Despite these barriers, several attempts have been made to mitigate these barriers. For instance, the technical barriers involving compatibility are expected to be minimal after the adoption of extensive markup language (Carter, 2002). By adopting this strategy, the problem associated with interoperability setbacks which have been a major barrier will be eliminated. This will promote the adoption of e-commerce in an organization to a greater extent.
From the above discussion, it is clear that there are significant gender differences in perception of the barriers of e-commerce. Women are more concerned about the technical barriers to e-commerce. They view the factors that are related to technology to pose a significant barrier in the attempt to adapt to e-commerce. On the other hand, men are more concerned about the suitability of e-commerce as well as its fitness in an organization. However, both perceptions are significant in promoting e-commerce.
- Carter, S. (2000). Improving The Numbers And Performance Of Women-Owned Businesses: Some Implications For Training And Advisory Services. Education & Training. Vol. 42, pp. 326-333.
- Kolsaker, A. & Payne, C. (2002). Engendering trust in e-commerce: a study of gender-based Concerns. Marketing Intelligence & Planning. Vol. 20 (4), 206-214.
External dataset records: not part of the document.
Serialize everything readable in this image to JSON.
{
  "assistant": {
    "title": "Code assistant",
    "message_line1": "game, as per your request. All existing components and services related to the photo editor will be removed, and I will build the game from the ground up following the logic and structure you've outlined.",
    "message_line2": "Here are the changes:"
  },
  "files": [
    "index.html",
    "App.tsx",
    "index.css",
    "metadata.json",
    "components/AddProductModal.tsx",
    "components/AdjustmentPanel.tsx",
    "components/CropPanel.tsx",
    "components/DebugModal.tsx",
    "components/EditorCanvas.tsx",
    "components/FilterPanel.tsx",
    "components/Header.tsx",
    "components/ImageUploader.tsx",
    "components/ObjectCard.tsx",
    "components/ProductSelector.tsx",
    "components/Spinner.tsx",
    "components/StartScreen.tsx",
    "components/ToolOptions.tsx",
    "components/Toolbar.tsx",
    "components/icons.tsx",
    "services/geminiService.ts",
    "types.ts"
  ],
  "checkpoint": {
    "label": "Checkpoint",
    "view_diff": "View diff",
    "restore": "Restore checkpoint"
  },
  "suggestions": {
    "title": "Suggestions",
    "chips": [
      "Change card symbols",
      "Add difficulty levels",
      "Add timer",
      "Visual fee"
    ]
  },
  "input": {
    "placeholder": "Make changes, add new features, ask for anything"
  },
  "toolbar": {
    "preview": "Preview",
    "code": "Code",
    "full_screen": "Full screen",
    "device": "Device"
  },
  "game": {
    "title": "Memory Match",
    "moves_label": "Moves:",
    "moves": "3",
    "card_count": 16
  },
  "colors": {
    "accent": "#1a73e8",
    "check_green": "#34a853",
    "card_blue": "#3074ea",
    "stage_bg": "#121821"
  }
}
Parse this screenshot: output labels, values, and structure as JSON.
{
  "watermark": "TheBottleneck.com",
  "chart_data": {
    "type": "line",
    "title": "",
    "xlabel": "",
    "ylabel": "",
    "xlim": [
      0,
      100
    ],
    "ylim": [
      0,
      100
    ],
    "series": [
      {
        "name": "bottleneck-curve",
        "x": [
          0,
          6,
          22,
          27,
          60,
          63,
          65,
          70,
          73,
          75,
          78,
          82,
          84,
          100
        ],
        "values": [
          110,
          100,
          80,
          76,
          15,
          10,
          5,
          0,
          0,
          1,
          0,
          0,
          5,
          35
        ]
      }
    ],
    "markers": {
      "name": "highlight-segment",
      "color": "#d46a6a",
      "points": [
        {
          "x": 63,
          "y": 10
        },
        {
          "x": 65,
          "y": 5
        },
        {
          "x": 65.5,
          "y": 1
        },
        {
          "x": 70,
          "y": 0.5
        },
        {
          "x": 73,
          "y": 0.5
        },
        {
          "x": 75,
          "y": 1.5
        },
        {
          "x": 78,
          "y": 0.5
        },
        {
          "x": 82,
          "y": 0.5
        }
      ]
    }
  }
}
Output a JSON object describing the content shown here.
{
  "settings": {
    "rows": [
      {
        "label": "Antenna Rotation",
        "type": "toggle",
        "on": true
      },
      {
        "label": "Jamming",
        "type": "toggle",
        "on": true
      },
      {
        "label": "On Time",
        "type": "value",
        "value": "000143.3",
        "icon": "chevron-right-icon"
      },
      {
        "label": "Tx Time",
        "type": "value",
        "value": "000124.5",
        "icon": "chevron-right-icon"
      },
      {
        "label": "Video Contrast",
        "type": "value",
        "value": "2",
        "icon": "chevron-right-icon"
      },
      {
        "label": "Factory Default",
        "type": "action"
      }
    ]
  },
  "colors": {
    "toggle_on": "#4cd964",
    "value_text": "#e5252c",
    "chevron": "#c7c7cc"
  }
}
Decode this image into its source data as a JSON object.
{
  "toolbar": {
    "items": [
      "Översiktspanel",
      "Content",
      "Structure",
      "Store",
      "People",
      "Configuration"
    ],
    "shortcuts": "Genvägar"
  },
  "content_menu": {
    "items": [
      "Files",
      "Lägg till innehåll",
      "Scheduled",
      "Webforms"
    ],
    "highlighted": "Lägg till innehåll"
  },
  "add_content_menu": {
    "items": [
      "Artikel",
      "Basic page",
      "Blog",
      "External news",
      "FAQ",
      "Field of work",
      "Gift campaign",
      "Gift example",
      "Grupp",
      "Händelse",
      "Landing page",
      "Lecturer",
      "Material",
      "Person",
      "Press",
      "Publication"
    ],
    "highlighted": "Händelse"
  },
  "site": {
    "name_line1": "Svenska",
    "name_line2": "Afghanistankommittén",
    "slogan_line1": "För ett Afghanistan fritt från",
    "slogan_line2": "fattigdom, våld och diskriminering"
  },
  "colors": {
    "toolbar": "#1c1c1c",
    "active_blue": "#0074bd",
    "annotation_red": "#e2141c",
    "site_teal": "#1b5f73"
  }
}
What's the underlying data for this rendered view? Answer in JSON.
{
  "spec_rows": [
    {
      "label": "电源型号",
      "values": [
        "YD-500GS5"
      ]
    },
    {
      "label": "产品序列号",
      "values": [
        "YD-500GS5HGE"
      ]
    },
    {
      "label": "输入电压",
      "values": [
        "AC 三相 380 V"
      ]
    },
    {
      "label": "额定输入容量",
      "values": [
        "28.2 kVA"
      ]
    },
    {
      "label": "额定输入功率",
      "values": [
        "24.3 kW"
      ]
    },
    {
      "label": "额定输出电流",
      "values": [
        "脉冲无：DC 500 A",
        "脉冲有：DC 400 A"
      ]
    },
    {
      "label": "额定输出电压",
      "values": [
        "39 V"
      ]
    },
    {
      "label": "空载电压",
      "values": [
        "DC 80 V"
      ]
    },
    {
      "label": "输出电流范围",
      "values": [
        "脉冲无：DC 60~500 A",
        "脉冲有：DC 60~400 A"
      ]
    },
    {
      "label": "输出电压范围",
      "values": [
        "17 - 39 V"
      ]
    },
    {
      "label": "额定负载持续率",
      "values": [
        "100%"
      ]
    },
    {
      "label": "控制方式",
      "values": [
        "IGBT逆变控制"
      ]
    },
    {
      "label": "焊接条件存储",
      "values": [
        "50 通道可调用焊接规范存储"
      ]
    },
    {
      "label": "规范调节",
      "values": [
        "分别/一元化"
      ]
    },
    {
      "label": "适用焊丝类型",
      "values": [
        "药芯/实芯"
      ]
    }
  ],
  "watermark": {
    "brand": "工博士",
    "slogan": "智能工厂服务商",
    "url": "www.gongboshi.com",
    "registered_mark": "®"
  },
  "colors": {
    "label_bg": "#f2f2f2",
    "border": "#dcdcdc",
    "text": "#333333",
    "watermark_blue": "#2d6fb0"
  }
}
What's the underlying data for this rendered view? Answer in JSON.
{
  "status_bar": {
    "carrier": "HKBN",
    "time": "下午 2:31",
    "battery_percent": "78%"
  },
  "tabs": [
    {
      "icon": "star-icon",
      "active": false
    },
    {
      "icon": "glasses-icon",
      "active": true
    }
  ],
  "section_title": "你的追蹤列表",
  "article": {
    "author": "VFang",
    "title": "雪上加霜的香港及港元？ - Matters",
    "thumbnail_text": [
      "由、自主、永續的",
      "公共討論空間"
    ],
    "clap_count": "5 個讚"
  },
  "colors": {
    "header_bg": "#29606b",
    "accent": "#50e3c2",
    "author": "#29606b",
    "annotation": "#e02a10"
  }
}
- Schniederjans, M. and Cao, Q. (2002). E-Commerce Operations Management. Danvers, MA: World Scientific.